Public Forum, Pro
Marines are Americans, Too--Our armed forces need to keep prepared so they can do what we pay them to do.
Thursday, February 25, 1999
The broad generalizations made in "Guess Who''s Coming to Dinner" >(CW Jan. 28) were one-sided. First, I agree with Mr. Cohn, Monterey''s deputy city manager, who supports the Marines'' March 13 training exercise in Monterey. This is indeed necessary, and a great opportunity for the community to see firsthand how an attack of this nature could affect them. Should the City Council have been kept informed from the beginning? Probably, but all the necessary bases seem to be covered between Mr. Cohn and the Marine Corps.
Why is the public oblivious to the fact that a biological or chemical terrorist attack could happen here and destroy a population the size of Monterey in a matter of days? I am not trying to be an alarmist by any means, but the fact is that this country is in jeopardy of receiving a biological or chemical attack in the future and we are completely underprepared. Let''s say that it does happen, then what? Whom do you think will be blamed for not being prepared? I can see the media questions fly already: Why didn''t the military know in advance that this was coming? Why weren''t we prepared, etc.? Where do you think the public will seek shelter? Guess who''s coming to dinner at every military post and National Guard Armory in the nation on that night?
Why does the public feel threatened by the military? In my experience, the only mission of the military has been to protect the nation. The men and women of the armed forces are just like everyone else except they work longer hours, for significantly less pay.
I would like to address the environmental concerns. I cannot tell you how many times my husband has come home from a training exercise stating that there was either not enough training or no training at all due to the environmental hazards.

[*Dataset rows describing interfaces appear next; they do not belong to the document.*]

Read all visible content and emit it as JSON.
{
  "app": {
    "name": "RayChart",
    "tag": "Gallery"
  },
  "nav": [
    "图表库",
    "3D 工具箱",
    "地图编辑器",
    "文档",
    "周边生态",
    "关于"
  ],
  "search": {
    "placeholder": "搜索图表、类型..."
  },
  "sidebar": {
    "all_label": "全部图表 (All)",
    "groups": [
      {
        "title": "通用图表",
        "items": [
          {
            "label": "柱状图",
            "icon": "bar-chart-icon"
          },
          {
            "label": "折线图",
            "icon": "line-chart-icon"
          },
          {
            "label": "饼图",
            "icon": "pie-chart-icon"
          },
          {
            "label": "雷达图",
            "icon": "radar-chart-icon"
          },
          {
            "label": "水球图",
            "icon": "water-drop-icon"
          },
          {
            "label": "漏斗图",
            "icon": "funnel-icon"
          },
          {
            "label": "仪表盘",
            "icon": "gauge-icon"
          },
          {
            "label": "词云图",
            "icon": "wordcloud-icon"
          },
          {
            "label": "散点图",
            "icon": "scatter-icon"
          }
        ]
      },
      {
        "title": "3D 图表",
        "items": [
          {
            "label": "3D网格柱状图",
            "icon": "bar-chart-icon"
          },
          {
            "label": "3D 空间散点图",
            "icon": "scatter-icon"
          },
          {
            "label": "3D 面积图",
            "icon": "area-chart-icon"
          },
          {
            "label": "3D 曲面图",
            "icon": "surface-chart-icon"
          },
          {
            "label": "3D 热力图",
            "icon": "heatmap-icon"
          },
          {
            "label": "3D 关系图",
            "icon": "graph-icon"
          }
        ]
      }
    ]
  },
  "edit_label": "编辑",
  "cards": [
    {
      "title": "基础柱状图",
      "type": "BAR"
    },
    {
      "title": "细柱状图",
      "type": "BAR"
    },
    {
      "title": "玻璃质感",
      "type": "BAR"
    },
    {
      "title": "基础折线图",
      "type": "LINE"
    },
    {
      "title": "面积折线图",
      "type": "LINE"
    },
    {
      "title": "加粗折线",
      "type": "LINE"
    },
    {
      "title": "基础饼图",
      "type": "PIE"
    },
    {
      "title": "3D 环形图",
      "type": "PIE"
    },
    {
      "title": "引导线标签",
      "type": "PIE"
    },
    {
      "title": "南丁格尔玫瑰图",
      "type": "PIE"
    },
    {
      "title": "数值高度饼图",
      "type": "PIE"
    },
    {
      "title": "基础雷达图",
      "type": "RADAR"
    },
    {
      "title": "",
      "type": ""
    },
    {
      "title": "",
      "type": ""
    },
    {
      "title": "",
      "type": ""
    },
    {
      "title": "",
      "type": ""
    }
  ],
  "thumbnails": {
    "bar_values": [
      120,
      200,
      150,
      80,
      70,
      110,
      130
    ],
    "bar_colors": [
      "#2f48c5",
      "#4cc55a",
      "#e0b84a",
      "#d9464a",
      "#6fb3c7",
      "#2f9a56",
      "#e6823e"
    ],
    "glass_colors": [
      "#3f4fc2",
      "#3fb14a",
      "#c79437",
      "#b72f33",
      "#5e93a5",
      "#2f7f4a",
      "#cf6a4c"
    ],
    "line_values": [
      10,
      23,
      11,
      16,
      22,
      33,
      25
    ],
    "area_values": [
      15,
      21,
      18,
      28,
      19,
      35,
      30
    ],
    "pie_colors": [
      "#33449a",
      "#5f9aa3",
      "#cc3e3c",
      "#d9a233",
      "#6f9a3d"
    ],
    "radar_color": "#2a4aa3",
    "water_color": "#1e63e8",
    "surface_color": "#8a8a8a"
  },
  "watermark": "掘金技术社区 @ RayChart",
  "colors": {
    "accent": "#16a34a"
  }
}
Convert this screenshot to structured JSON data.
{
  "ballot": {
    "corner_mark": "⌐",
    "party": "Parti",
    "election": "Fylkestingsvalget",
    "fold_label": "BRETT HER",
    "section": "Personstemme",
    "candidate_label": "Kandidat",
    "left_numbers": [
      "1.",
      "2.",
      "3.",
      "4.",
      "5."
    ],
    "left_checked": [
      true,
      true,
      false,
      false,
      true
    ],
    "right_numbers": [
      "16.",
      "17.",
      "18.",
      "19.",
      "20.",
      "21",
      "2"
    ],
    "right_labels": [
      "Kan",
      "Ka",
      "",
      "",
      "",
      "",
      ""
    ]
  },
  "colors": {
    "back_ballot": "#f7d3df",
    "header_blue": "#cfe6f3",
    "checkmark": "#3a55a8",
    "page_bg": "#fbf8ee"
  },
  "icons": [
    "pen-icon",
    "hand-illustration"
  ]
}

Many times, training halted due to a species of bird in danger of becoming extinct, or the level of noise pollution would possibly become too loud, etc. So what did the military do? They either went elsewhere to avoid the damage, or cancelled the training altogether and trained on computer simulators. I do not feel safe or protected sending inexperienced soldiers to any type of military action, only having been trained on a computer or worse yet, not at all. I especially do not feel comfortable sending my husband off to war with them either.
I would also like to point out that the Marines have voluntarily opted to cooperate with the Monterey Bay National Marine Sanctuary. All necessary precautions are being implemented to avoid any damage.
Why does the public think of the military as gun-toting oafs who are trigger-happy and as dumb as a box of rocks? If you carefully researched every training exercise of this sort for quite some time, I think that you would find that more often than not, the military has chosen to cooperate with the local governments. In addition, this is not a large-scale operation. There are only about 200 Marines involved. A large-scale operation would constitute at least 3,000 to 5,000 people.
As for Mr. Willson, his comment about Col. [Oliver] North simply has no relevance to this exercise. This is real life, not the movie The Siege. This is nothing more than a training exercise, not a plot to overthrow the government. I do not believe that the military in any way is eroding the principle that it not be involved in law enforcement. The Marines are working with local law enforcement, not against it. The military is simply preparing to defuse a potentially hazardous situation as well as train local agencies in the latest nuclear-biological-chemical technologies.
In conclusion, this exercise will not cause any harm to this community but it will strengthen it and prepare it for the future.
Donna Kalloch is a Monterey resident married to a U.S. Army infantry officer studying at the Naval Postgraduate School.